--- ACTIVITY ---
Return every line of the listing exactly as written.

--- INFORMATION SHOWN ---
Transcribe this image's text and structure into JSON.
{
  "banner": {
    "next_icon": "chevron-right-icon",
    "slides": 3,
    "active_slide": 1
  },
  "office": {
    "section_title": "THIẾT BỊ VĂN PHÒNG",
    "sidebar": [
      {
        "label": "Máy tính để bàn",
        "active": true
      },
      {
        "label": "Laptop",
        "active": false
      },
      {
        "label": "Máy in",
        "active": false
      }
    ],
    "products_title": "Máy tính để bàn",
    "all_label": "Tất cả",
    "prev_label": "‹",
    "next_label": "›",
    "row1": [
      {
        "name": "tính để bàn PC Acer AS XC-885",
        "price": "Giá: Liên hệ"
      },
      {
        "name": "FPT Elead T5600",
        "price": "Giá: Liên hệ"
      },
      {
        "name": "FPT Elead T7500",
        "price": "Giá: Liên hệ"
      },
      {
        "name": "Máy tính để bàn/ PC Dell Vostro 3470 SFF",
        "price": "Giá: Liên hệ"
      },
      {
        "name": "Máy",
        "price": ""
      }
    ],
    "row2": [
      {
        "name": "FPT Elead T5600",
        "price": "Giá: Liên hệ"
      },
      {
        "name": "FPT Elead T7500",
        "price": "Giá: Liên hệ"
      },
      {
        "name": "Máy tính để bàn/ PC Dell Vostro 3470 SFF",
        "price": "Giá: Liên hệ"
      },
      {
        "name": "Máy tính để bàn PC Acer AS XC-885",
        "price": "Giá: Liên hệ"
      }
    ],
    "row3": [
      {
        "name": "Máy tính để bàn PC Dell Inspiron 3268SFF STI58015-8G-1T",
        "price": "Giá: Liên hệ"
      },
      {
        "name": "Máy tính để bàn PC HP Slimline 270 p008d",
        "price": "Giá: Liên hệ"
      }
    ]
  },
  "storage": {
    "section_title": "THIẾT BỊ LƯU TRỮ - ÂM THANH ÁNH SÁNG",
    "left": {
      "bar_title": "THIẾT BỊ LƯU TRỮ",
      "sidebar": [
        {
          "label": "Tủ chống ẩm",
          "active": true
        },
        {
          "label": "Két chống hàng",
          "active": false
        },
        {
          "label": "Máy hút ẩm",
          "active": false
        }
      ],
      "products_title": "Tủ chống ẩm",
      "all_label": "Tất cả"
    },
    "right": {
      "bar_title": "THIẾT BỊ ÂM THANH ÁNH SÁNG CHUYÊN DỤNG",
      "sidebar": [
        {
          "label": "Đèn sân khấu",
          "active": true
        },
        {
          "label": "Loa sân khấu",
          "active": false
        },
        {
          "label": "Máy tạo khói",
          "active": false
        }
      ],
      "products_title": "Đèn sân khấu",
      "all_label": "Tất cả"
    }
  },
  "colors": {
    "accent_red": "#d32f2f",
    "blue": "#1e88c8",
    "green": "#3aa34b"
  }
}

--- TASK RESULT ---
Transcribe this image's text and structure into JSON.
{
  "banner": {
    "next_icon": "chevron-right-icon",
    "slides": 3,
    "active_slide": 1
  },
  "office": {
    "section_title": "THIẾT BỊ VĂN PHÒNG",
    "sidebar": [
      {
        "label": "Máy tính để bàn",
        "active": true
      },
      {
        "label": "Laptop",
        "active": false
      },
      {
        "label": "Máy in",
        "active": false
      }
    ],
    "products_title": "Máy tính để bàn",
    "all_label": "Tất cả",
    "prev_label": "‹",
    "next_label": "›",
    "row1": [
      {
        "name": "tính để bàn PC Acer AS XC-885",
        "price": "Giá: Liên hệ"
      },
      {
        "name": "FPT Elead T5600",
        "price": "Giá: Liên hệ"
      },
      {
        "name": "FPT Elead T7500",
        "price": "Giá: Liên hệ"
      },
      {
        "name": "Máy tính để bàn/ PC Dell Vostro 3470 SFF",
        "price": "Giá: Liên hệ"
      },
      {
        "name": "Máy",
        "price": ""
      }
    ],
    "row2": [
      {
        "name": "FPT Elead T5600",
        "price": "Giá: Liên hệ"
      },
      {
        "name": "FPT Elead T7500",
        "price": "Giá: Liên hệ"
      },
      {
        "name": "Máy tính để bàn/ PC Dell Vostro 3470 SFF",
        "price": "Giá: Liên hệ"
      },
      {
        "name": "Máy tính để bàn PC Acer AS XC-885",
        "price": "Giá: Liên hệ"
      }
    ],
    "row3": [
      {
        "name": "Máy tính để bàn PC Dell Inspiron 3268SFF STI58015-8G-1T",
        "price": "Giá: Liên hệ"
      },
      {
        "name": "Máy tính để bàn PC HP Slimline 270 p008d",
        "price": "Giá: Liên hệ"
      }
    ]
  },
  "storage": {
    "section_title": "THIẾT BỊ LƯU TRỮ - ÂM THANH ÁNH SÁNG",
    "left": {
      "bar_title": "THIẾT BỊ LƯU TRỮ",
      "sidebar": [
        {
          "label": "Tủ chống ẩm",
          "active": true
        },
        {
          "label": "Két chống hàng",
          "active": false
        },
        {
          "label": "Máy hút ẩm",
          "active": false
        }
      ],
      "products_title": "Tủ chống ẩm",
      "all_label": "Tất cả"
    },
    "right": {
      "bar_title": "THIẾT BỊ ÂM THANH ÁNH SÁNG CHUYÊN DỤNG",
      "sidebar": [
        {
          "label": "Đèn sân khấu",
          "active": true
        },
        {
          "label": "Loa sân khấu",
          "active": false
        },
        {
          "label": "Máy tạo khói",
          "active": false
        }
      ],
      "products_title": "Đèn sân khấu",
      "all_label": "Tất cả"
    }
  },
  "colors": {
    "accent_red": "#d32f2f",
    "blue": "#1e88c8",
    "green": "#3aa34b"
  }
}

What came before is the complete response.